Blended families are becoming more and more the norm these days. Whether an original marriage ends in divorce or as a result of the death of a spouse, when people who have children from a previous marriage marry, there are many steps that need to be taken in order to ensure that everybody is comfortable and feels included. The hard work of combining two separate families and combining them into one is not limited to the efforts that need to be made for the present day. There are important decisions that need to be made regarding the future, particularly with respect to addressing how property and other assets will be distributed after each spouse dies. Though it can be uncomfortable to discuss these eventualities, addressing the challenges of estate planning with blended families is an important responsibility that can help avoid a good deal of pain, confusion and conflict in the future. For help addressing these issues and making sure that all of the questions that need to be addressed are answered, here are some tips from an experienced South Jersey attorney from the law firm of Bratton Scott.

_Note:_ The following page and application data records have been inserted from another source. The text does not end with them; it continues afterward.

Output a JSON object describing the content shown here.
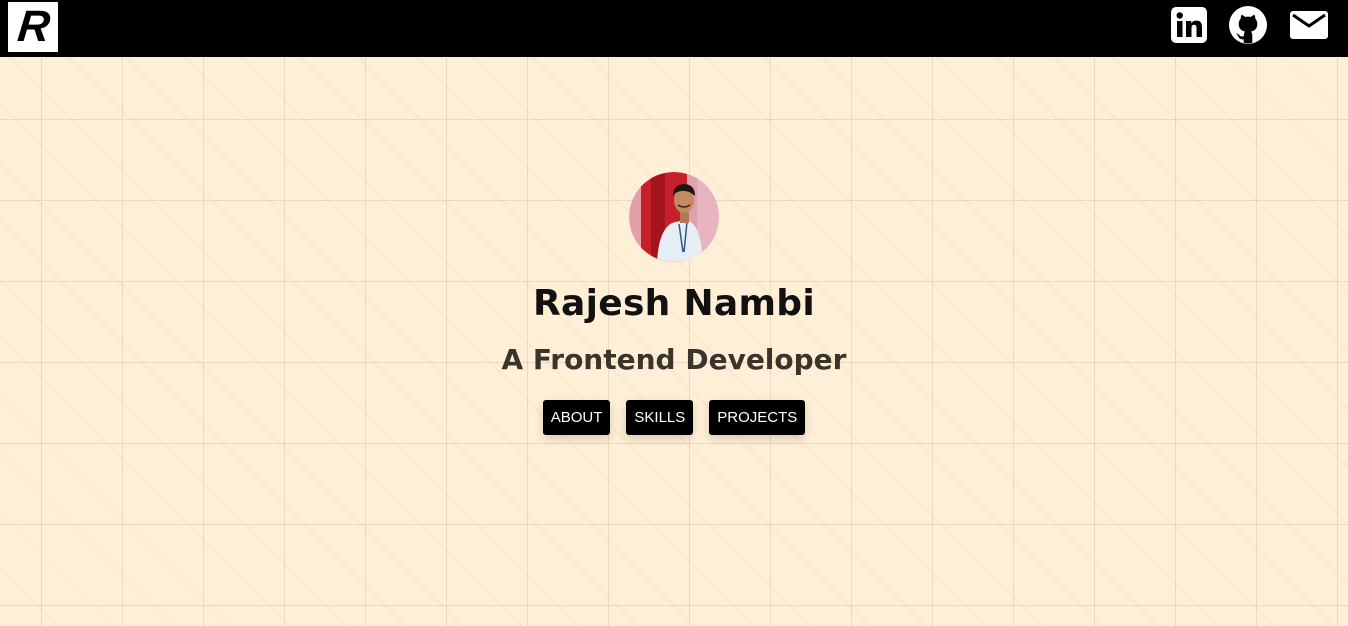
{
  "header": {
    "logo_letter": "R",
    "social": [
      {
        "name": "linkedin",
        "icon": "linkedin-icon"
      },
      {
        "name": "github",
        "icon": "github-icon"
      },
      {
        "name": "email",
        "icon": "mail-icon"
      }
    ]
  },
  "hero": {
    "avatar_icon": "profile-photo",
    "name": "Rajesh Nambi",
    "role": "A Frontend Developer",
    "nav": {
      "about": "ABOUT",
      "skills": "SKILLS",
      "projects": "PROJECTS"
    }
  },
  "colors": {
    "background": "#ffefd6",
    "header": "#000000",
    "button": "#000000",
    "button_text": "#ffffff"
  }
}
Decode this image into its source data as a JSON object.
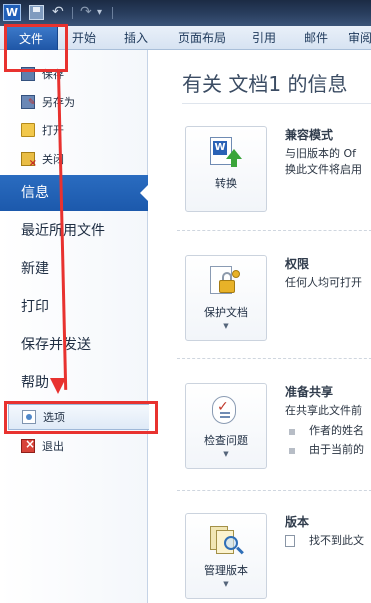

If you have successfully created a warm and peaceful blended family, you are to be congratulated. Not everybody is so lucky, and in many cases where two families become one, conflict can lie just below the surface. Whichever situation you are in, if you are in a blended family and leave yourself without an estate plan, you leave the door open to discord. Even in the best circumstances, it is a mistake to leave the important decisions about asset and property distribution to your survivors. Sitting down with your spouse and creating a plan that addresses both of your wishes and concerns is the best way to ensure that everybody will be taken care of in the way that you want them to be.
Estate planning with a blended family should begin with sitting down to discuss what your long-term goals are. This is not an easy or comfortable thing to do. You and your spouse may find that you have different ideas on how to divide assets or personal items, and you may need to address these issues based upon which of the two of you pass away first. An experienced South Jersey estate planning attorney from Bratton Scott can walk you through all of the decisions that need to be made, as well as how to ensure that once you are in agreement on what needs to be done, that all of the paperwork and documentation that is legally required is in place. We will review your beneficiary designations to make sure that they have been updated since your marriage and are consistent with your current wishes, and advise you on the various tools that are available to ensure that everybody is taken care of in the way that you wish. Call our office today to set up an appointment to address this important topic.